▶ _WHAT YOU HAVE TO DO_: "Версия" appears in how many lines of the entries? State only the number.

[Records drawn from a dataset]
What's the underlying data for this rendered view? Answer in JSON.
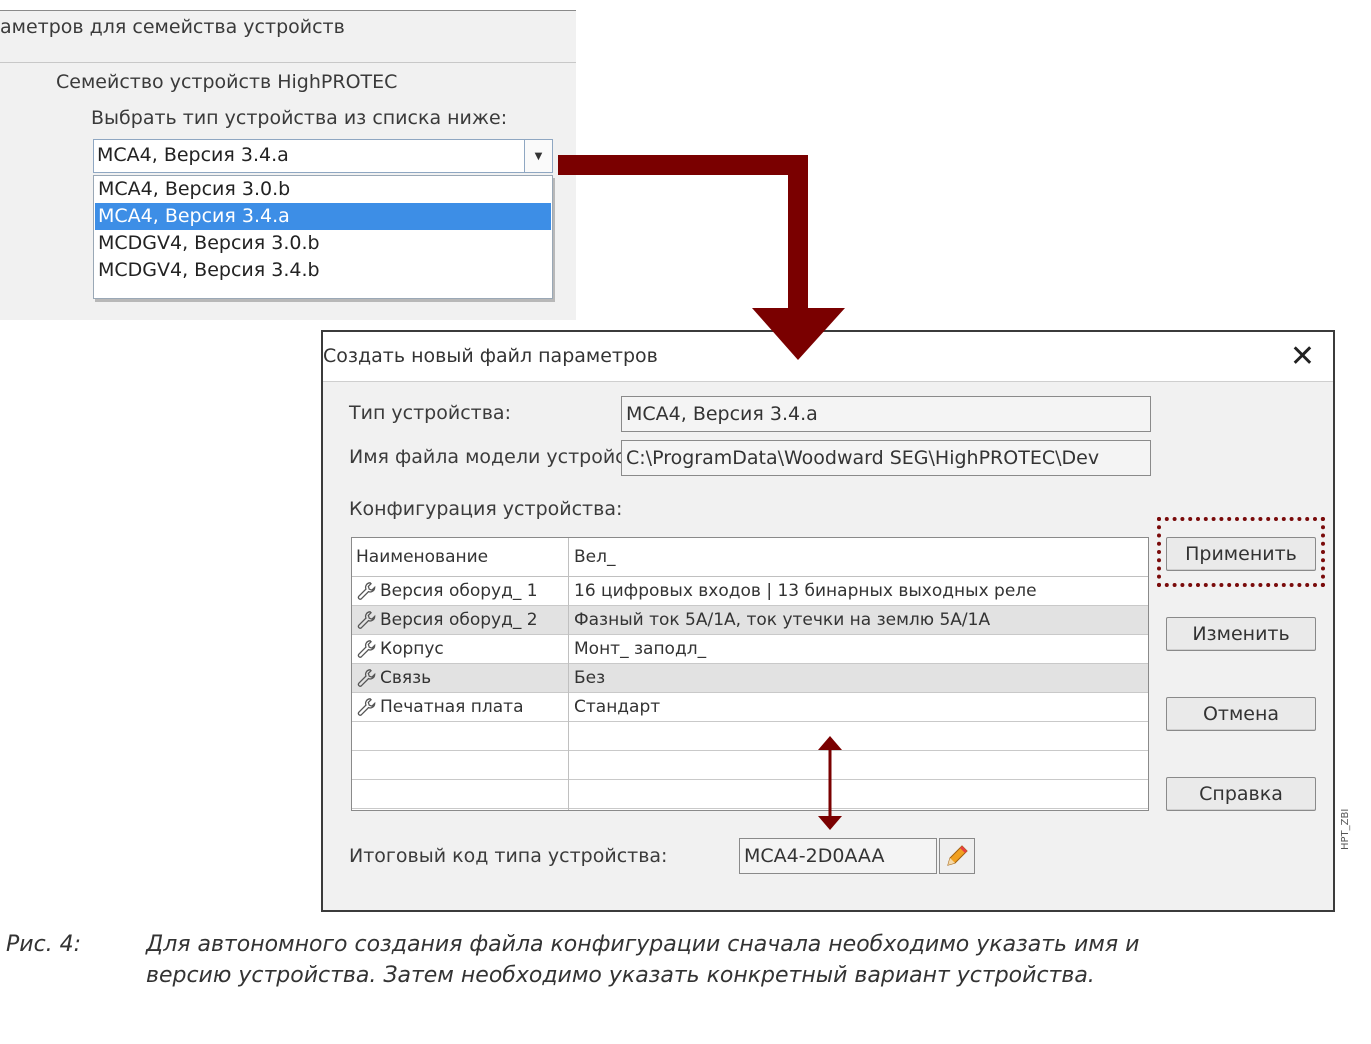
{
  "family_panel": {
    "header": "аметров для семейства устройств",
    "family_name": "Семейство устройств HighPROTEC",
    "select_prompt": "Выбрать тип устройства из списка ниже:",
    "combo_value": "MCA4, Версия 3.4.a",
    "options": [
      {
        "label": "MCA4, Версия 3.0.b",
        "selected": false
      },
      {
        "label": "MCA4, Версия 3.4.a",
        "selected": true
      },
      {
        "label": "MCDGV4, Версия 3.0.b",
        "selected": false
      },
      {
        "label": "MCDGV4, Версия 3.4.b",
        "selected": false
      }
    ]
  },
  "dialog": {
    "title": "Создать новый файл параметров",
    "close_glyph": "✕",
    "device_type_label": "Тип устройства:",
    "device_type_value": "MCA4, Версия 3.4.a",
    "model_file_label": "Имя файла модели устройства:",
    "model_file_value": "C:\\ProgramData\\Woodward SEG\\HighPROTEC\\Dev",
    "config_label": "Конфигурация устройства:",
    "table": {
      "headers": [
        "Наименование",
        "Вел_"
      ],
      "rows": [
        {
          "name": "Версия оборуд_ 1",
          "value": "16 цифровых входов | 13 бинарных выходных реле"
        },
        {
          "name": "Версия оборуд_ 2",
          "value": "Фазный ток 5А/1А, ток утечки на землю 5А/1А"
        },
        {
          "name": "Корпус",
          "value": "Монт_ заподл_"
        },
        {
          "name": "Связь",
          "value": "Без"
        },
        {
          "name": "Печатная плата",
          "value": "Стандарт"
        }
      ]
    },
    "buttons": {
      "apply": "Применить",
      "change": "Изменить",
      "cancel": "Отмена",
      "help": "Справка"
    },
    "type_code_label": "Итоговый код типа устройства:",
    "type_code_value": "MCA4-2D0AAA"
  },
  "side_label": "HPT_ZBI",
  "caption": {
    "number": "Рис. 4:",
    "line1": "Для автономного создания файла конфигурации сначала необходимо указать имя и",
    "line2": "версию устройства. Затем необходимо указать конкретный вариант устройства."
  },
  "colors": {
    "arrow": "#7a0000",
    "selection": "#3d8ee6",
    "highlight_border": "#7a0b0b"
  },
  "icons": [
    "chevron-down-icon",
    "close-icon",
    "wrench-icon",
    "pencil-icon",
    "double-arrow-icon"
  ]
}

▶ _ANSWER TO THE PROBLEM_: 8